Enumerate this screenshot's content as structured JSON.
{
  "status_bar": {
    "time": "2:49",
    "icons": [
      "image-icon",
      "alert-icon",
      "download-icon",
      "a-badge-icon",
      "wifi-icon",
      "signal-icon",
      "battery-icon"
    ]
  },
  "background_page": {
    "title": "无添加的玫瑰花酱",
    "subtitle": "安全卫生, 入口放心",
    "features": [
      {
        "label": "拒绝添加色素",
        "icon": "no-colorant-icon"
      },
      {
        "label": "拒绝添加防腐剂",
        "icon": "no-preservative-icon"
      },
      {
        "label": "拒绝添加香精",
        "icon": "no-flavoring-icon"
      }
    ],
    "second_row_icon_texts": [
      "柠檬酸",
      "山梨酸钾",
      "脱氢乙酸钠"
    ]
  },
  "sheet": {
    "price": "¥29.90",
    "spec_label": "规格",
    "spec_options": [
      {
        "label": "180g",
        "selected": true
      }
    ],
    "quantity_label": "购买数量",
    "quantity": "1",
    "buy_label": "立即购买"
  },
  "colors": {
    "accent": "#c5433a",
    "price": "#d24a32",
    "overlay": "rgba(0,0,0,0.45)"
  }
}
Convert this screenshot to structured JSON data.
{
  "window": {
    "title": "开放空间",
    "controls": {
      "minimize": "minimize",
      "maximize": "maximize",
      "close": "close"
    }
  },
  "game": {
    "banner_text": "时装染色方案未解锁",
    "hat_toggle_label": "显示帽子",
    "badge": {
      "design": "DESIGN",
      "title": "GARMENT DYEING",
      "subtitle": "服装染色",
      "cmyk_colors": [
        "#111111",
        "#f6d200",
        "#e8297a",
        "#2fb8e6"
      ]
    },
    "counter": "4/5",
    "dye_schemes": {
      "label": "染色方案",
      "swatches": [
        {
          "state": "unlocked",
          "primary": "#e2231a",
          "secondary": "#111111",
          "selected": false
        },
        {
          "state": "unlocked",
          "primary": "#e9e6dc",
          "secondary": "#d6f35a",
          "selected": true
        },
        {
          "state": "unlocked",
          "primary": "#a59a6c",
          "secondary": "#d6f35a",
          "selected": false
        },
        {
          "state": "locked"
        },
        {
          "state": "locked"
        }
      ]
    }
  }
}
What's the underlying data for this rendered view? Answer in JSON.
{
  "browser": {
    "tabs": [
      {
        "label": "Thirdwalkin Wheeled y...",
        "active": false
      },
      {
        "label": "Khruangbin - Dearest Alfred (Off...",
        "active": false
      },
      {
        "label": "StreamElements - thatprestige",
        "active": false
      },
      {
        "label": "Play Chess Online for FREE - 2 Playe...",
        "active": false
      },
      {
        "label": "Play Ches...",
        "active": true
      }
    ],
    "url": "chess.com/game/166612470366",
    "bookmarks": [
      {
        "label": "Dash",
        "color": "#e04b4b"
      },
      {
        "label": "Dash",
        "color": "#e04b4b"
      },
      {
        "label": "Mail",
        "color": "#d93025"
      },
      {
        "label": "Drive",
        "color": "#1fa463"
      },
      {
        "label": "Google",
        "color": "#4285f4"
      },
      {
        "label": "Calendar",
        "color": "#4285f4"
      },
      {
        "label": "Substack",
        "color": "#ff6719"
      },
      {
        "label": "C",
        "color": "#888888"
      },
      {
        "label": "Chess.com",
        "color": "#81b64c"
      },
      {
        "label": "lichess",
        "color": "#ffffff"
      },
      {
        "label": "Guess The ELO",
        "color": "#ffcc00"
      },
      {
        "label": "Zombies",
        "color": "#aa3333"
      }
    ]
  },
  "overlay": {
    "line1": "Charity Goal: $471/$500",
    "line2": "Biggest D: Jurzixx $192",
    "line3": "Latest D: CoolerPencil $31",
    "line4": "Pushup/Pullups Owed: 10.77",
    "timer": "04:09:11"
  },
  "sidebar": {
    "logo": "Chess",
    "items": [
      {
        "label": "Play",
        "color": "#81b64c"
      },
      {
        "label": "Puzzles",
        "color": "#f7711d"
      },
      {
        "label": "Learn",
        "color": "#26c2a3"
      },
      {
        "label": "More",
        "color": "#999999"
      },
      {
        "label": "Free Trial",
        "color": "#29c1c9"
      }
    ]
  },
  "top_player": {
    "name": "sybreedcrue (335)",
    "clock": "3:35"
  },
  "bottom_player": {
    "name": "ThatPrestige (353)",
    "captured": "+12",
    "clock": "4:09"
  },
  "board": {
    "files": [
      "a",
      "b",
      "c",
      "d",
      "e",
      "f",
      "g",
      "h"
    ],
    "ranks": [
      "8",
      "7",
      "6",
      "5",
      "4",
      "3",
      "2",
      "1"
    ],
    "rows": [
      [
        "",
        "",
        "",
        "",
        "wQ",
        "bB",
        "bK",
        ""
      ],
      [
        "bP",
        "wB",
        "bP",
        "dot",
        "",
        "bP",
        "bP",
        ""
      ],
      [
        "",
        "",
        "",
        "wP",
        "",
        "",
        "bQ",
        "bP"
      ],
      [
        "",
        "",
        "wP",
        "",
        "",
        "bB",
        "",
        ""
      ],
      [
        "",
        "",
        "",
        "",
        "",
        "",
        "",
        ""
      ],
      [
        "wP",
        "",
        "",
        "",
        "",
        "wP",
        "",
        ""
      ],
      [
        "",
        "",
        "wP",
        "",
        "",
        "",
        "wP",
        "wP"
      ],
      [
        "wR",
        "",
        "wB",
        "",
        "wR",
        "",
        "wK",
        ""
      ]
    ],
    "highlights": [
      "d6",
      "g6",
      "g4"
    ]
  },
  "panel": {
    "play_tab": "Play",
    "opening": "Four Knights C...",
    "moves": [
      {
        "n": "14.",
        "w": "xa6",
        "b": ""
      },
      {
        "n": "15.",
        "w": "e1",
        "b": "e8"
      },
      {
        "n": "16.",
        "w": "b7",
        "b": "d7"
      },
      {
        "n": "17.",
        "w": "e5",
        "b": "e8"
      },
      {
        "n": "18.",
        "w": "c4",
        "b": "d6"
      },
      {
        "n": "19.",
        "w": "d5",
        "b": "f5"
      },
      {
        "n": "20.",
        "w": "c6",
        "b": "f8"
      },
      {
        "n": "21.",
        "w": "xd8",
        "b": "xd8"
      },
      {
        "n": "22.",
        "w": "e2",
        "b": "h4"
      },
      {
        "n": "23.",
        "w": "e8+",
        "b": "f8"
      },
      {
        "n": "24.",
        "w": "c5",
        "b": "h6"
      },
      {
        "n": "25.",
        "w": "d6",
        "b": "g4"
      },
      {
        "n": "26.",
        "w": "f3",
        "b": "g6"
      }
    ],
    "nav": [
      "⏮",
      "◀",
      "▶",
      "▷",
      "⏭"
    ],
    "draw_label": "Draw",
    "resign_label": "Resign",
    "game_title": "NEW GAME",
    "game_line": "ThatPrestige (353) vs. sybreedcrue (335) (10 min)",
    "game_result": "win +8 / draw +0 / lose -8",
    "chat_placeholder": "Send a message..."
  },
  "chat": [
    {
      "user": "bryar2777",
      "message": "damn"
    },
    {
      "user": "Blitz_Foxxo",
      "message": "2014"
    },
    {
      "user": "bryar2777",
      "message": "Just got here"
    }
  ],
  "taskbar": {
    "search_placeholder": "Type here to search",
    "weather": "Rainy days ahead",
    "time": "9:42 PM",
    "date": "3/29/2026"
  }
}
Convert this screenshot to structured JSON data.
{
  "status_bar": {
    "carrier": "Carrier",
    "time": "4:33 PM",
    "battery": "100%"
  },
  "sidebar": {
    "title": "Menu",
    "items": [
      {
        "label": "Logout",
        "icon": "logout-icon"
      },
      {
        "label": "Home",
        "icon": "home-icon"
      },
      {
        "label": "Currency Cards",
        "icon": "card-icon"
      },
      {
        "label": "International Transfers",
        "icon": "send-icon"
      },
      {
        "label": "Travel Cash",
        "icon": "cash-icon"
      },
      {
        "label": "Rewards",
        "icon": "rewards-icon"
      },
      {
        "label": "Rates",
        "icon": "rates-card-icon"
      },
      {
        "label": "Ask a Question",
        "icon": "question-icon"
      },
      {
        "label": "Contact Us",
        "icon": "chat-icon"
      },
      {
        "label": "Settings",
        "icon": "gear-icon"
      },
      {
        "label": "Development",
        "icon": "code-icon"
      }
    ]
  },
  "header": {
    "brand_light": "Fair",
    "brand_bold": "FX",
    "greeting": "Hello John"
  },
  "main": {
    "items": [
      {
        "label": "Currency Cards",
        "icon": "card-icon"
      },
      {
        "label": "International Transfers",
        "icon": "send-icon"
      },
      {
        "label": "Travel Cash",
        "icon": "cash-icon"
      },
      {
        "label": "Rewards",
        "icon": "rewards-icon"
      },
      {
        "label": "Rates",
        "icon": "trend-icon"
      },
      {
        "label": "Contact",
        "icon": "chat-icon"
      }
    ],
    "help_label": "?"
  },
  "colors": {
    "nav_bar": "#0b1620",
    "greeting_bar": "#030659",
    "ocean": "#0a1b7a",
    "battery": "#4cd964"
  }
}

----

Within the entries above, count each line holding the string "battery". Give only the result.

3